- _YOUR OBJECTIVE_
All of the data that follows should be given again exactly, without its images.
....................
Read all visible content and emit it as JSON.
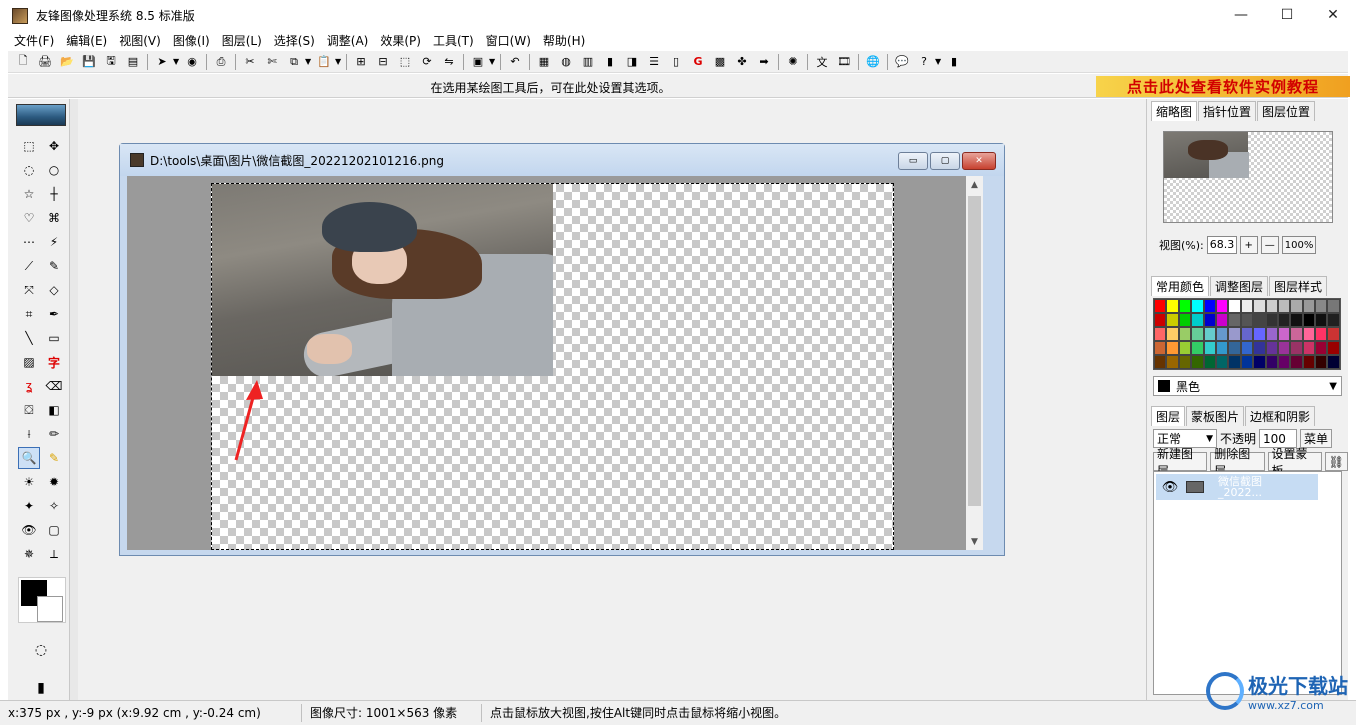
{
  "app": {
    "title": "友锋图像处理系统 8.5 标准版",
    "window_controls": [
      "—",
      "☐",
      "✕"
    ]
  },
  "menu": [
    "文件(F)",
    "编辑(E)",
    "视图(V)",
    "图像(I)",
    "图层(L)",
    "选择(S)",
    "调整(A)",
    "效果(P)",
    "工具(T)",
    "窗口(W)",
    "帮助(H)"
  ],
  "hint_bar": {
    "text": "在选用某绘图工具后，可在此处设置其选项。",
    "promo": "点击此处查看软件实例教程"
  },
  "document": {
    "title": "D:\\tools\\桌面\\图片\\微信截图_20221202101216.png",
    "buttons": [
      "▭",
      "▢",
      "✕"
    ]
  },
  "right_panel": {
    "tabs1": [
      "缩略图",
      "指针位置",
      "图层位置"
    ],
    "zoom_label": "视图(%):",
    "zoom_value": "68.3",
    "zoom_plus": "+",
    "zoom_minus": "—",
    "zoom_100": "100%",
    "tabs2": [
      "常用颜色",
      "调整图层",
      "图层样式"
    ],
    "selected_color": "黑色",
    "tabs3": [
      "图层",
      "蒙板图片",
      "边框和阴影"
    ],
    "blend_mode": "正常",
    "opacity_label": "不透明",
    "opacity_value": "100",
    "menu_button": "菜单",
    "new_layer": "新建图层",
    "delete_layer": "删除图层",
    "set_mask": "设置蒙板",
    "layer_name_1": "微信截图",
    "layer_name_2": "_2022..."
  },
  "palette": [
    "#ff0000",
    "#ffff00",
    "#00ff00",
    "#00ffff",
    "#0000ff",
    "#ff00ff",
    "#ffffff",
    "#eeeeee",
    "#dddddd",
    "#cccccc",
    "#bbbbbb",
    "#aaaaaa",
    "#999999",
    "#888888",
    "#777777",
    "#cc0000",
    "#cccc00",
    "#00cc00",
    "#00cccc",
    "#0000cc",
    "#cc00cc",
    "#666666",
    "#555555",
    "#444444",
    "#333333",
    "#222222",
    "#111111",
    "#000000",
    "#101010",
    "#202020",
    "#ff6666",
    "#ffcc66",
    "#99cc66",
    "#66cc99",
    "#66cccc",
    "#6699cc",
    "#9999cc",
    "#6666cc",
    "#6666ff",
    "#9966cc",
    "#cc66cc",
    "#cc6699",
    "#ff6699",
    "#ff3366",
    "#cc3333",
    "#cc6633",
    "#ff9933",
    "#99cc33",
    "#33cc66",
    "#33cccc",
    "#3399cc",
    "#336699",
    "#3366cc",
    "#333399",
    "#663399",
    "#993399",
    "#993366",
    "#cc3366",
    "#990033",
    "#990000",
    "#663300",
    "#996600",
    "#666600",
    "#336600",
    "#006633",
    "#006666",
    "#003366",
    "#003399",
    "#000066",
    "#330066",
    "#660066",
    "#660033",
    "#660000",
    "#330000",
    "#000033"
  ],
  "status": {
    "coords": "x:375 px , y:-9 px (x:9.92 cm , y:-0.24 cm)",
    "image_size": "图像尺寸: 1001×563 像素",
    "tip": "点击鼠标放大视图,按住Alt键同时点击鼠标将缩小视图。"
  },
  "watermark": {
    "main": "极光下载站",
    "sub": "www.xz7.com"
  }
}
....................
- _TASK RESPONSE_
Read all visible content and emit it as JSON.
{
  "app": {
    "title": "友锋图像处理系统 8.5 标准版",
    "window_controls": [
      "—",
      "☐",
      "✕"
    ]
  },
  "menu": [
    "文件(F)",
    "编辑(E)",
    "视图(V)",
    "图像(I)",
    "图层(L)",
    "选择(S)",
    "调整(A)",
    "效果(P)",
    "工具(T)",
    "窗口(W)",
    "帮助(H)"
  ],
  "hint_bar": {
    "text": "在选用某绘图工具后，可在此处设置其选项。",
    "promo": "点击此处查看软件实例教程"
  },
  "document": {
    "title": "D:\\tools\\桌面\\图片\\微信截图_20221202101216.png",
    "buttons": [
      "▭",
      "▢",
      "✕"
    ]
  },
  "right_panel": {
    "tabs1": [
      "缩略图",
      "指针位置",
      "图层位置"
    ],
    "zoom_label": "视图(%):",
    "zoom_value": "68.3",
    "zoom_plus": "+",
    "zoom_minus": "—",
    "zoom_100": "100%",
    "tabs2": [
      "常用颜色",
      "调整图层",
      "图层样式"
    ],
    "selected_color": "黑色",
    "tabs3": [
      "图层",
      "蒙板图片",
      "边框和阴影"
    ],
    "blend_mode": "正常",
    "opacity_label": "不透明",
    "opacity_value": "100",
    "menu_button": "菜单",
    "new_layer": "新建图层",
    "delete_layer": "删除图层",
    "set_mask": "设置蒙板",
    "layer_name_1": "微信截图",
    "layer_name_2": "_2022..."
  },
  "palette": [
    "#ff0000",
    "#ffff00",
    "#00ff00",
    "#00ffff",
    "#0000ff",
    "#ff00ff",
    "#ffffff",
    "#eeeeee",
    "#dddddd",
    "#cccccc",
    "#bbbbbb",
    "#aaaaaa",
    "#999999",
    "#888888",
    "#777777",
    "#cc0000",
    "#cccc00",
    "#00cc00",
    "#00cccc",
    "#0000cc",
    "#cc00cc",
    "#666666",
    "#555555",
    "#444444",
    "#333333",
    "#222222",
    "#111111",
    "#000000",
    "#101010",
    "#202020",
    "#ff6666",
    "#ffcc66",
    "#99cc66",
    "#66cc99",
    "#66cccc",
    "#6699cc",
    "#9999cc",
    "#6666cc",
    "#6666ff",
    "#9966cc",
    "#cc66cc",
    "#cc6699",
    "#ff6699",
    "#ff3366",
    "#cc3333",
    "#cc6633",
    "#ff9933",
    "#99cc33",
    "#33cc66",
    "#33cccc",
    "#3399cc",
    "#336699",
    "#3366cc",
    "#333399",
    "#663399",
    "#993399",
    "#993366",
    "#cc3366",
    "#990033",
    "#990000",
    "#663300",
    "#996600",
    "#666600",
    "#336600",
    "#006633",
    "#006666",
    "#003366",
    "#003399",
    "#000066",
    "#330066",
    "#660066",
    "#660033",
    "#660000",
    "#330000",
    "#000033"
  ],
  "status": {
    "coords": "x:375 px , y:-9 px (x:9.92 cm , y:-0.24 cm)",
    "image_size": "图像尺寸: 1001×563 像素",
    "tip": "点击鼠标放大视图,按住Alt键同时点击鼠标将缩小视图。"
  },
  "watermark": {
    "main": "极光下载站",
    "sub": "www.xz7.com"
  }
}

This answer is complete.